◆ **TASK TO COMPLETE**
Using the records below, filter out every line that lacks "zoom" and copy the rest.

◆ **TASK MATERIAL**
*-*-*
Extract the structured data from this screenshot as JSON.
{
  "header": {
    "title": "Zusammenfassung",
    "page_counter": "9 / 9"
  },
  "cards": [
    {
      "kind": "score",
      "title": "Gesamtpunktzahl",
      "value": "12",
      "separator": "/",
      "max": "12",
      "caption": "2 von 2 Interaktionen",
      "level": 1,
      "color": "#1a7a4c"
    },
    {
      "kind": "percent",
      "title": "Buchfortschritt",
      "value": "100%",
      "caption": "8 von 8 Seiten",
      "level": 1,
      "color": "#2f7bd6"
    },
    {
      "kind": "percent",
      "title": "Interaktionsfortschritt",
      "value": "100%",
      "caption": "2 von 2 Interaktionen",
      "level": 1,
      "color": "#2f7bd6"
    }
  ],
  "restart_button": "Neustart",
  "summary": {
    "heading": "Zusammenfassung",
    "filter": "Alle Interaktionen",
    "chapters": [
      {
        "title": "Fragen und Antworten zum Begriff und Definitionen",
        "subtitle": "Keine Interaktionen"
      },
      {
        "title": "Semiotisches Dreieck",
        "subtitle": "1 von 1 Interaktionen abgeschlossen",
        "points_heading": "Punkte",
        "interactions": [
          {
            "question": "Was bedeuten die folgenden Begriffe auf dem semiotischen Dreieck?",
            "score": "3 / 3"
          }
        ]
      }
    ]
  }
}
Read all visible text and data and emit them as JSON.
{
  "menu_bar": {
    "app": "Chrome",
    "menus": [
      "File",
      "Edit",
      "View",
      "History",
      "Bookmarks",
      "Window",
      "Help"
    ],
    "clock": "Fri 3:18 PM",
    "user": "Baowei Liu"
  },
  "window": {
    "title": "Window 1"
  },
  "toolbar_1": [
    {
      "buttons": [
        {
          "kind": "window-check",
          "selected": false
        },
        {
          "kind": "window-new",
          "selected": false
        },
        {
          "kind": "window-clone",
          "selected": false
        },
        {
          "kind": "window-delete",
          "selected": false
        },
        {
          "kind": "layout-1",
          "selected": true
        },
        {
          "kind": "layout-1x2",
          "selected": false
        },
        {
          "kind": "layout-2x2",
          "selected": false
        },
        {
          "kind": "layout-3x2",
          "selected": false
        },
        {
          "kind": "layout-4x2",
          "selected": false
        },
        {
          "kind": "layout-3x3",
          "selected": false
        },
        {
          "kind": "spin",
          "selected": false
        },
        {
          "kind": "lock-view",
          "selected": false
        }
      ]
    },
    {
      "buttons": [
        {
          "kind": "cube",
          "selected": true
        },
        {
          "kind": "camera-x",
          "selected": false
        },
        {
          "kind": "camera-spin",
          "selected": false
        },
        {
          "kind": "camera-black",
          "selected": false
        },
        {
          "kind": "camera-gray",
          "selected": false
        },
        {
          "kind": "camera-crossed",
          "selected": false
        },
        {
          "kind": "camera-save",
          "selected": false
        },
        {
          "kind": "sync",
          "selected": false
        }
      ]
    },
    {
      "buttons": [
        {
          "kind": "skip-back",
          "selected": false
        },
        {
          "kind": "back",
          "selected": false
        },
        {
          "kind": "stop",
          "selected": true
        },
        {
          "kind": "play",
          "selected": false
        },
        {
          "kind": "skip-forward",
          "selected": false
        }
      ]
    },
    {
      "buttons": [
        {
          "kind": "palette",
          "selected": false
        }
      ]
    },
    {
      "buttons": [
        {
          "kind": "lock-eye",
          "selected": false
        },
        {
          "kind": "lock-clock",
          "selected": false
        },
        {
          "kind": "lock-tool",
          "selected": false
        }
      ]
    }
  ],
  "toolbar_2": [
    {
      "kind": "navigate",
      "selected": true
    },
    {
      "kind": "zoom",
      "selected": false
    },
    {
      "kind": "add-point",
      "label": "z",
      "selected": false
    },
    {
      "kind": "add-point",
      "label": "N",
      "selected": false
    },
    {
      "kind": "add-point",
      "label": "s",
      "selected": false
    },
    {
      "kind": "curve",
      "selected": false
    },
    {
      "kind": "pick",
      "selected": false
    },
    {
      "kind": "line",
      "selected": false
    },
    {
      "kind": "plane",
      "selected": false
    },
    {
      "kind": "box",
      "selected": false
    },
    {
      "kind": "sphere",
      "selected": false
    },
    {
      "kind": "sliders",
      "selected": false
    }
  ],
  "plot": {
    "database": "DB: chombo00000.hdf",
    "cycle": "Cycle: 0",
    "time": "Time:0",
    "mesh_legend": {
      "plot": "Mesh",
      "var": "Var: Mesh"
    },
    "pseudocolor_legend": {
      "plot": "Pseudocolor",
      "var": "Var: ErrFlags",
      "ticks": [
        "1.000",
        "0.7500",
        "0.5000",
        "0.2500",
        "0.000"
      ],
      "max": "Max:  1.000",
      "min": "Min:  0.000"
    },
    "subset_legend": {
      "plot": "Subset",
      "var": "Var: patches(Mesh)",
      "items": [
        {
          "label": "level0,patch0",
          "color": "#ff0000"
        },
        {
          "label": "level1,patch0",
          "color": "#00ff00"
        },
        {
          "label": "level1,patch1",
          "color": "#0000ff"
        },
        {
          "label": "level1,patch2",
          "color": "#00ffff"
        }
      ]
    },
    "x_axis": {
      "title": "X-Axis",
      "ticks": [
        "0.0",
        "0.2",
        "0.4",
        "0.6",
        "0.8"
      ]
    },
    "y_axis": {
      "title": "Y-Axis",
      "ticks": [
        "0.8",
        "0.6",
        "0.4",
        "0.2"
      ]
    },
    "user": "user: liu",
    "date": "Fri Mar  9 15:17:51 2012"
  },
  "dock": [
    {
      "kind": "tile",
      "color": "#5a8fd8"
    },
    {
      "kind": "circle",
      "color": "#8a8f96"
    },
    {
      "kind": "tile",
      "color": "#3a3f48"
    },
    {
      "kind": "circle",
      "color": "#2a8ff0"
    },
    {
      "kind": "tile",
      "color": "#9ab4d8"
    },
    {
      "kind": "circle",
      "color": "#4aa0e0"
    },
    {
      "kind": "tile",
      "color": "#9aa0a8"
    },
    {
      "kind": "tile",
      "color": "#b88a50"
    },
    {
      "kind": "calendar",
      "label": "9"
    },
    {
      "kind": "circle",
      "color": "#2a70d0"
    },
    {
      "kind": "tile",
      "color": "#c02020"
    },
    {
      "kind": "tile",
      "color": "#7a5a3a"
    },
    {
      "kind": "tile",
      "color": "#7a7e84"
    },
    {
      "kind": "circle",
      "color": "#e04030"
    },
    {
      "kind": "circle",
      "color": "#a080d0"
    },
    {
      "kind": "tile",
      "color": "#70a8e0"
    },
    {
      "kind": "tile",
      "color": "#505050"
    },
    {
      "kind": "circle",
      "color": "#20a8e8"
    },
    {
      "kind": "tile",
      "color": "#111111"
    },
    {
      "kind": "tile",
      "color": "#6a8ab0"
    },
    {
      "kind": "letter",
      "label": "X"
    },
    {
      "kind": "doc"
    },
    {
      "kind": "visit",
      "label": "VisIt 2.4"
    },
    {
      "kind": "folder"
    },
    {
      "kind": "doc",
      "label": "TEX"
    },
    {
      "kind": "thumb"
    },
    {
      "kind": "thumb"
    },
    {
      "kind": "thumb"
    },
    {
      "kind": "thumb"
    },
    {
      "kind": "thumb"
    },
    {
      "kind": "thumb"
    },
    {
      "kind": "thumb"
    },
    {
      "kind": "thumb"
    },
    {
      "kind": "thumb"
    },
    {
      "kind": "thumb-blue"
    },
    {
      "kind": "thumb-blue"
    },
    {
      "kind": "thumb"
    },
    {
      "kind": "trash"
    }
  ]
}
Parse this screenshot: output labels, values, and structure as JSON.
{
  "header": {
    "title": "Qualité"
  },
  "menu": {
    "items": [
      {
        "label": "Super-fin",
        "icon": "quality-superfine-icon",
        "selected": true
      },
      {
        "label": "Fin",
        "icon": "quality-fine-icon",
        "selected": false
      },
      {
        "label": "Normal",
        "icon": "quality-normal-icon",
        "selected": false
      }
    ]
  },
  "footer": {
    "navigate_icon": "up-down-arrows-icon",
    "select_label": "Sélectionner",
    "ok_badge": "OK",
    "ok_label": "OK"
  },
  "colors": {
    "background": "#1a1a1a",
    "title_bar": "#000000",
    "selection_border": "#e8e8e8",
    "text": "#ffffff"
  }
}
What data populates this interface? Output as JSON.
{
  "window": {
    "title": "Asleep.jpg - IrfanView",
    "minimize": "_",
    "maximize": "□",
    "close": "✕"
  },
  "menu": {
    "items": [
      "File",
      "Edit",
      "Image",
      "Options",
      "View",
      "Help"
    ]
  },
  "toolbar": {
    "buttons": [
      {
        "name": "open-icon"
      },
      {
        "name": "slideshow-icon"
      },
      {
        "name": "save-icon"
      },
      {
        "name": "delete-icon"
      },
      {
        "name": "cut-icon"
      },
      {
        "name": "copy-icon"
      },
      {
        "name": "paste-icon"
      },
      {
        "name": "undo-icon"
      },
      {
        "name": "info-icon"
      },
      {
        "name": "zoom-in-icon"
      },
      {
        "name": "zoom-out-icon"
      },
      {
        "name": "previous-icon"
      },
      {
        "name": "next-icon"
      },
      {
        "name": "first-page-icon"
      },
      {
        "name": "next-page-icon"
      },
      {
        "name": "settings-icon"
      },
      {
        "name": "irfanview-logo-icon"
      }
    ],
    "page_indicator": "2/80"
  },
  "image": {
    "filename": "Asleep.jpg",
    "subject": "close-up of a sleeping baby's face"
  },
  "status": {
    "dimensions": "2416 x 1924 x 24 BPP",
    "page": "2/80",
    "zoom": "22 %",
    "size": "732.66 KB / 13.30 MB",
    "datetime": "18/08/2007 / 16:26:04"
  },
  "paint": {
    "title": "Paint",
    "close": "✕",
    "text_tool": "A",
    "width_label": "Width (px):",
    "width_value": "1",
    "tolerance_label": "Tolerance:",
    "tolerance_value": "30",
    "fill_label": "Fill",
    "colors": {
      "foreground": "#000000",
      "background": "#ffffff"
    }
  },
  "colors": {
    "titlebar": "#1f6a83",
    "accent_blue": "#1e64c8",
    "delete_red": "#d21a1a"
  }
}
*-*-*
◆ **ANSWER TO THIS TASK**
      "kind": "zoom",
        "name": "zoom-in-icon"
        "name": "zoom-out-icon"
    "zoom": "22 %",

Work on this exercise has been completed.